Soluble polysaccharide and biomass of red microalga Porphyridium sp. alter intestinal morphology and reduce serum cholesterol in rats

Irit Dvir, Reuven Chayoth, Uriel Sod-Moriah, Shraga Shany, Abraham Nyska, Aliza H. Stark, Zecharia Madar, Shoshana Malis Arad

Research output: Contribution to journalArticlepeer-review

80 Scopus citations

Abstract

The present study investigated the effects of the red microalga Porphyridium sp. on gastrointestinal physiology and lipid metabolism in male Sprague-Dawley rats. Diets containing dietary fibre from pelleted red microalgal cells (biomass) or their sulfated polysaccharide, pectin or cellulose (control) were fed to rats for a period of 30 d. All three fibre-supplemented diets increased the length of both small intestine and colon, with a significantly greater effect in rats fed the algal polysaccharide. The polysaccharide also increased mucosa and muscularis cross-sectional area of the jejunum, and caused hypertrophy in the muscularis layer. The algal biomass significantly lowered gastrointestinal transit time by 44 % in comparison with the control rats. Serum and mucosal cholecystokinin levels were lower in rats on the pectin and polysaccharide diets, while cholecystokinin levels in rats fed algal biomass were not different from those in the control animals. In comparison with the control diet, all the experimental diets significantly lowered serum cholesterol levels (22-29 %). Feeding of non-fermentable algal poltsaccharide or biomass significantly increased faecal weight and bile acid excretion compared with pectin-fed or control rats. The algal polysaccharide and biomass were thus shown to be potent hypocholesterolaemic agents active at low concentrations in the diet. Both metabolic and morphological changes were observed following consumption of algae, suggesting several possible mechanisms by which the alga affects lipid metabolism. The results presented in the present study encourage the use of red microalga as a functional food.

Original languageEnglish
Pages (from-to)469-476
Number of pages8
JournalBritish Journal of Nutrition
Volume84
Issue number4
DOIs
StatePublished - 1 Jan 2000

Fingerprint

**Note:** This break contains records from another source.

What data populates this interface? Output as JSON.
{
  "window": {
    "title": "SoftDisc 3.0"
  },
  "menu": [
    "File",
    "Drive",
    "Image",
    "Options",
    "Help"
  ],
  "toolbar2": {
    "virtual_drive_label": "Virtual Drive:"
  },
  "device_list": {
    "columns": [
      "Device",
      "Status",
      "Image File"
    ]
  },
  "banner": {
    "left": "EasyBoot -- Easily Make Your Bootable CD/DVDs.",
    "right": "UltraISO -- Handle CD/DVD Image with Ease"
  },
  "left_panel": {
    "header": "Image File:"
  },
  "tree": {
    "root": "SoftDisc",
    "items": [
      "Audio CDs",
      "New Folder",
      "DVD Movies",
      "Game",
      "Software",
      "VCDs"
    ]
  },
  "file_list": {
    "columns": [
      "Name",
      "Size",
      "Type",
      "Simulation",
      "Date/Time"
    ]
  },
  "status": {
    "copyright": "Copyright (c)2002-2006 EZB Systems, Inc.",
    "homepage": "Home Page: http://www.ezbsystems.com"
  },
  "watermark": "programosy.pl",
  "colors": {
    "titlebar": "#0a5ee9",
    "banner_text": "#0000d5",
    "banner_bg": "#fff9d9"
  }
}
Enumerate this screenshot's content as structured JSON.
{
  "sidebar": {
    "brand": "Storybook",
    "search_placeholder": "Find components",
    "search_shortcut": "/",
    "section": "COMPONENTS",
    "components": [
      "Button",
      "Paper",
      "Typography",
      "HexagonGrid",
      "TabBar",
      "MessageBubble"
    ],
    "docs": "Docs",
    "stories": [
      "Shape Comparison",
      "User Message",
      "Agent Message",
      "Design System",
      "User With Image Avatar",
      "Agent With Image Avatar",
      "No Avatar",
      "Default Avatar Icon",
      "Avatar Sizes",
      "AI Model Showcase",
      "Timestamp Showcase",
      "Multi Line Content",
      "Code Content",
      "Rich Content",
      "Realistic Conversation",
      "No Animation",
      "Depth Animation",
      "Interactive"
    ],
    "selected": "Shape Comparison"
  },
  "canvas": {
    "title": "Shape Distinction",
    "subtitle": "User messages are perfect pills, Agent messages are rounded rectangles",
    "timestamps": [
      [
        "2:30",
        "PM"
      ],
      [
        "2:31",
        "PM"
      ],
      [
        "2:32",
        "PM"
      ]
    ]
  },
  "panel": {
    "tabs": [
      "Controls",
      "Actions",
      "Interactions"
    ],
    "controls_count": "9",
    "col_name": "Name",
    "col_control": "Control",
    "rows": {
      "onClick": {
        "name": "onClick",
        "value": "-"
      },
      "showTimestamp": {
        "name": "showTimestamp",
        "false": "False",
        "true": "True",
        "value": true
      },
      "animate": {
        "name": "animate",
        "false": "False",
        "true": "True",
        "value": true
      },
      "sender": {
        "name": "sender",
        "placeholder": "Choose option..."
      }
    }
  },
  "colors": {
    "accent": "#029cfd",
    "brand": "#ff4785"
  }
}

Dive into the research topics of 'Soluble polysaccharide and biomass of red microalga <i>Porphyridium</i> sp. alter intestinal morphology and reduce serum cholesterol in rats'. Together they form a unique fingerprint.

Cite this